10 Movie Details You Definitely Missed

Intro

When a movie has audiences on the edge of their seats, or falling out of them, you’d be surprised at how much they miss. We don’t just mean mistakes or plot holes, since viewers are just as likely to overlook clever details the directors placed into the film on purpose for an extra laugh – or a mind-bending twist. Here are Screen Rant’s 10 Movie Details You Definitely Missed.

Kill Bill Vol. 1

Quentin Tarantino managed to keep the real identity of Uma Thurman’s character a secret through both Kill Bill Volume 1 and 2, referred to by Bill only as “Kiddo,” and officially credited as “The Bride.” It was only at the end of Volume 2 that the heroine’s name was revealed in full as ‘Beatrix Kiddo.’ But eagle-eyed viewers could have spoiled the surprise well ahead of time, since Kiddo’s plane ticket to Japan in the first movie shows her name in full.

Inception

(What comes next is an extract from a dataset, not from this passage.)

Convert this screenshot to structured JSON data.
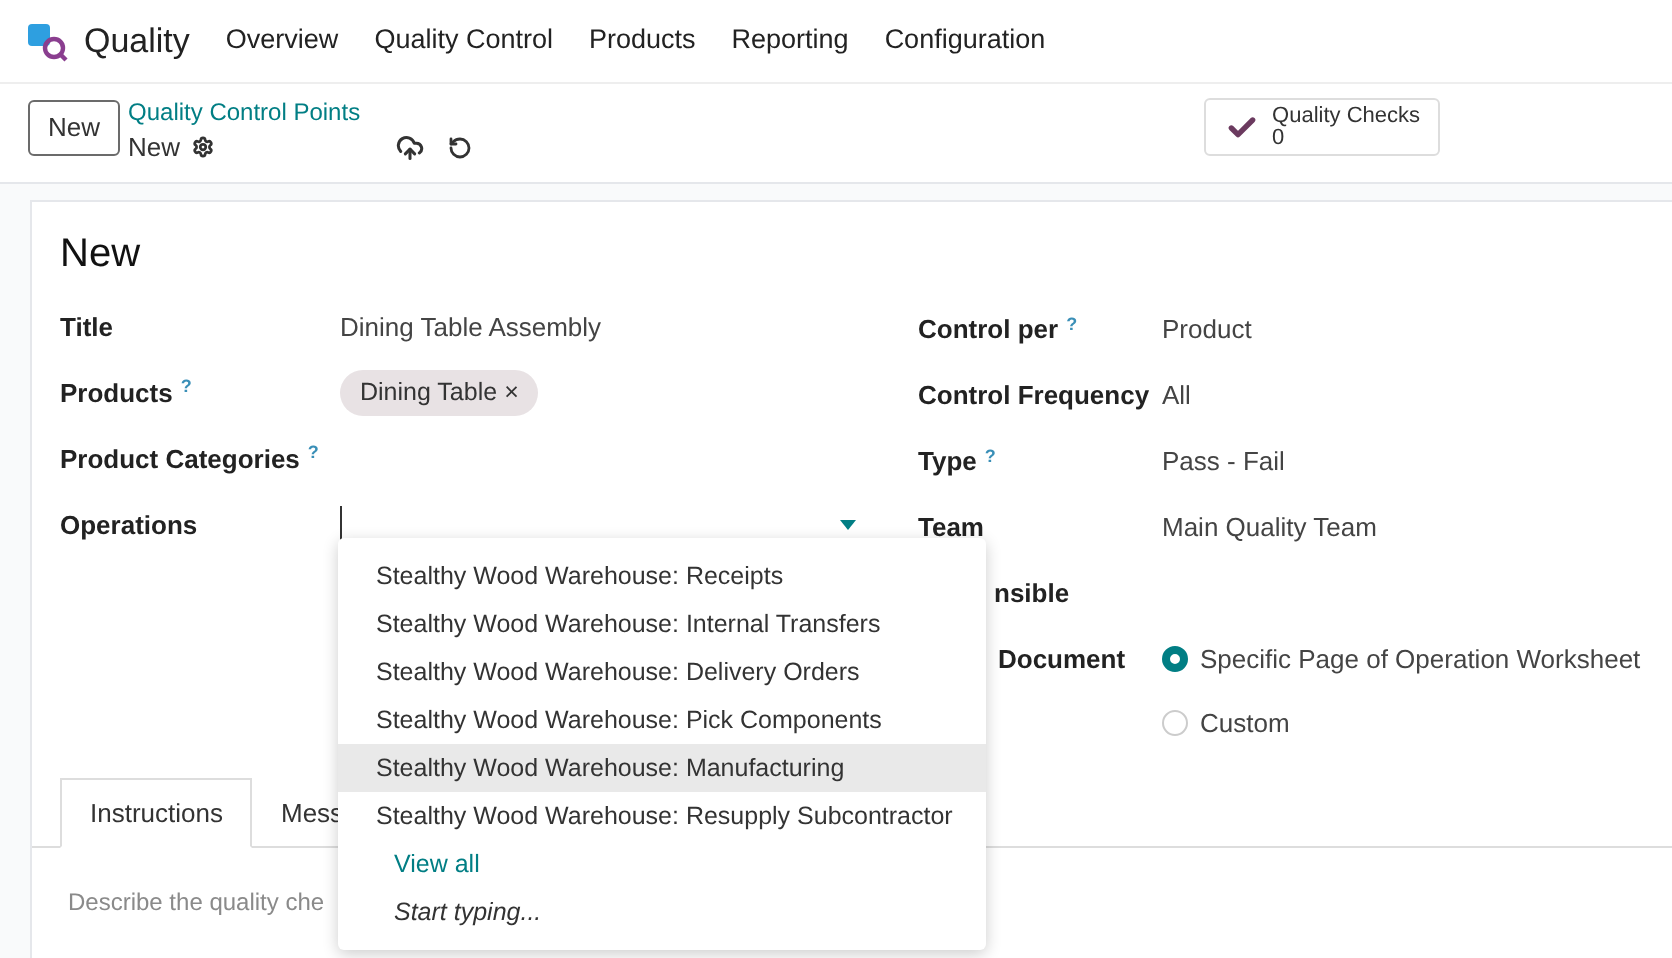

Even die-hard fans of this ‘dreams within dreams’ heist movie may have missed one of Inception’s most brilliant touches. Throughout the story, the team uses a single song as a signal to wake up, with the music growing louder and deeper as it travels down through layers of dreams. Viewers may not notice that the entire movie’s score is built from the same song, slowed down to match the way it sounds while dreaming – in other words: telling audiences it’s time for them to wake up as well.

Inception

The movie’s ending has also been debated, with fans wondering if the spinning top is meant to show that the movie’s hero, Cobb, is only dreaming his happy ending. But a small detail may hold the answer: whenever Cobb is inside of a dream – where his late wife is around to wreak havoc – his wedding ring returns to his finger. When awake, it disappears. Going only by that detail, the lack of the ring in the final scene confirms it’s not an illusion.

Total Recall

Long before Inception had movie fans debating what was real and what wasn’t, this sci-fi adventure was playing the same trick. When a blue collar worker of the future pays to have thrilling memories of a top secret mission to Mars planted in his brain, his real memories return… sending him on an adventure to Mars. Fans have debated whether the film is real or all in the hero’s head – but listen closely to one Rekall lab tech who directly references the film’s final scene (insert: “blue sky on Mars” clip). Other hints can be explained away, but this easy to miss line is hard to argue.

Fast Five

Introduced as a new character in Fast & Furious: Tokyo Drift, the unshakable Han (pronounced “Honn”) – played by actor Sung Kang – would go on to become a main player in future films, referred to only by his first name. Director Justin Lin’s unofficial prequel Better Luck Tomorrow starred Kang as ‘Han Lue,’ but Fast Five revealed his full name was revealed to be ‘Han Seoul-Oh,’ a clear nod to the Star Wars saga’s infamous smuggler.

Godzilla

As serious a threat as a prehistoric alpha predator may pose, the minds behind the 2014 Godzilla reboot had plenty of fun with their opening credits. The classified reports censored to conceal everything but a cast or crew member’s name is clever, but a closer look reveals nearly every one of them to be the butt of a joke – including a nod to Bryan Cranston’s role as Breaking Bad’s ‘Walter White,’ and the monster movie that put Gareth Edwards in the director’s chair.

The Lord of the Rings

No fantasy fan will forget the moment when Boromir met his end in the Fellowship of the Ring, pierced by multiple arrows from an Uruk-Hai (pronounced “Oorook High”) bow, but it’s Aragorn who finds the best way to remember his sacrifice. Removing Boromir’s leather vambraces before sending his body on to Gondor, Aragorn goes on to sport the forearm guards for the next two films – a fact never called out or noted by any character.

Back to the Future

When Marty McFly’s time travel prevents his parents from falling in love, he’s forced to bring them together – or risk fading from existence as a result. Convincing his sheepish father means using all the futuristic tech and jargon he can muster – including music by Van Halen. Although the band wouldn’t give permission to use their name or music, lead guitarist Eddie Van Halen did. Marty’s cassette tape is labelled EDWARD Van Halen as a result, with the guitarist admitting years later that he recorded the guitar riffs himself.